I trust in the grace of Jesus Christ to forgive and reorient me in those moments.
But I have also learned, slowly and fitfully, that there is a dissatisfaction to chasing after my own tail. Watching my bank account grow is never as satisfying as growing friendships. Resting easy at home is never fully comfortable when I know billions of people don’t have the privilege. Coming out on top is, ultimately, a lonely place to be.
Jesus says that making friends using unrighteous wealth may get us an invitation to the eternal tents, but a tent is not a home. The hunt for our own security never ends, and more is never enough.
You and I have a choice today. A choice about where our energy goes. Where our intelligence is put to use. What worlds our imagination builds. Who and how we love.
We can use our diligence, our creativity, our drive to secure our own comfort, or we can use it to carry the cross.
Or, as Dylan put it:
You’re gonna have to serve somebody, yes indeed
You’re gonna have to serve somebody
Well, it may be the devil or it may be the Lord
But you’re gonna have to serve somebody.

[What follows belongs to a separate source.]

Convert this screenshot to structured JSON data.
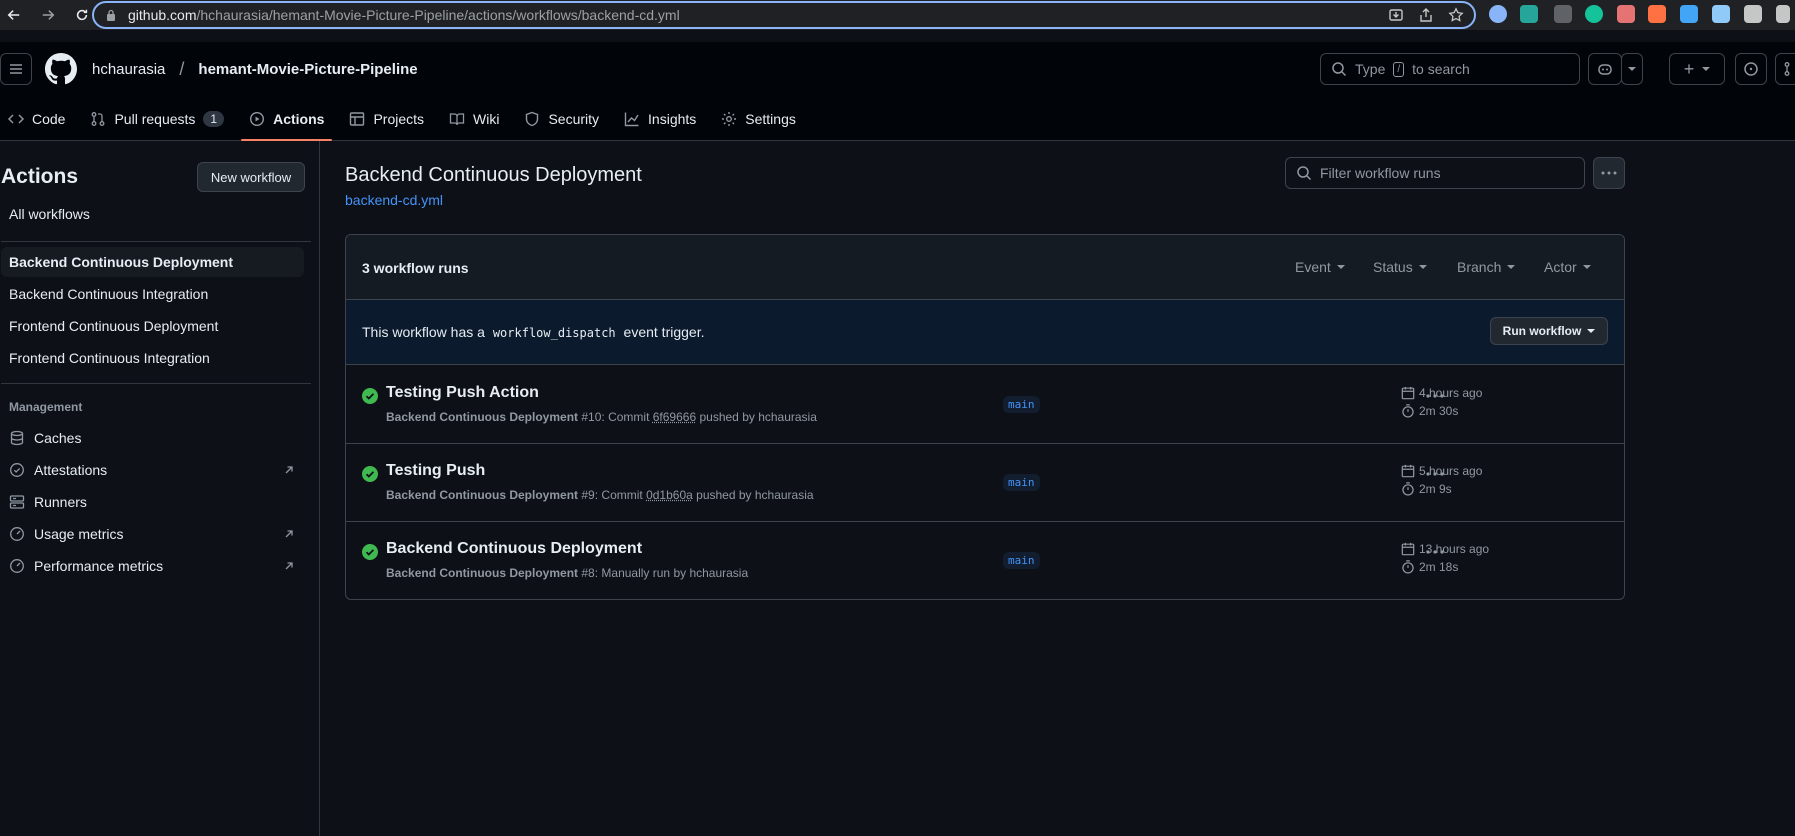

 King, Martin Luther, Jr. Stride toward Freedom; the Montgomery Story. New York :Harper & Row, 1958.